### [WORK INSTRUCTION]
Lines in the listing below may contain the word "CodeHeap". State how many do, and nothing more.

::: PROVIDED DATA :::

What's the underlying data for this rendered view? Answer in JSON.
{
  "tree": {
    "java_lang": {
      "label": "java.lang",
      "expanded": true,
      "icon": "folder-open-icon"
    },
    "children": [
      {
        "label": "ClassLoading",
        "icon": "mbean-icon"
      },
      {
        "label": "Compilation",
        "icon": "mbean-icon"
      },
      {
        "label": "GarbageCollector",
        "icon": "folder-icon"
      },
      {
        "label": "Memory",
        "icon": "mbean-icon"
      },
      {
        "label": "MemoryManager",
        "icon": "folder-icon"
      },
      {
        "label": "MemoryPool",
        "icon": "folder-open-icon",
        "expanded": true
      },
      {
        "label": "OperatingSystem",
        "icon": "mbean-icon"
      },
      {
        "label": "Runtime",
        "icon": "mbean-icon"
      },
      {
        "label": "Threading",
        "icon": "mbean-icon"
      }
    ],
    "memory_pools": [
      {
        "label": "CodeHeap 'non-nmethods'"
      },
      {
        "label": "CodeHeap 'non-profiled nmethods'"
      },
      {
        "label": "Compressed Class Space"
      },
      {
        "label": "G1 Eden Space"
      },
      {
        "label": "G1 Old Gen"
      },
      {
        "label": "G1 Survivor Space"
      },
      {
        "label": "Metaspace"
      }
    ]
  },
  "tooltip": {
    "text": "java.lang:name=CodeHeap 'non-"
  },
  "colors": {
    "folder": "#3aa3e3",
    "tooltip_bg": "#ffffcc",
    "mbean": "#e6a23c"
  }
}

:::

### [WRITTEN RESPONSE]
3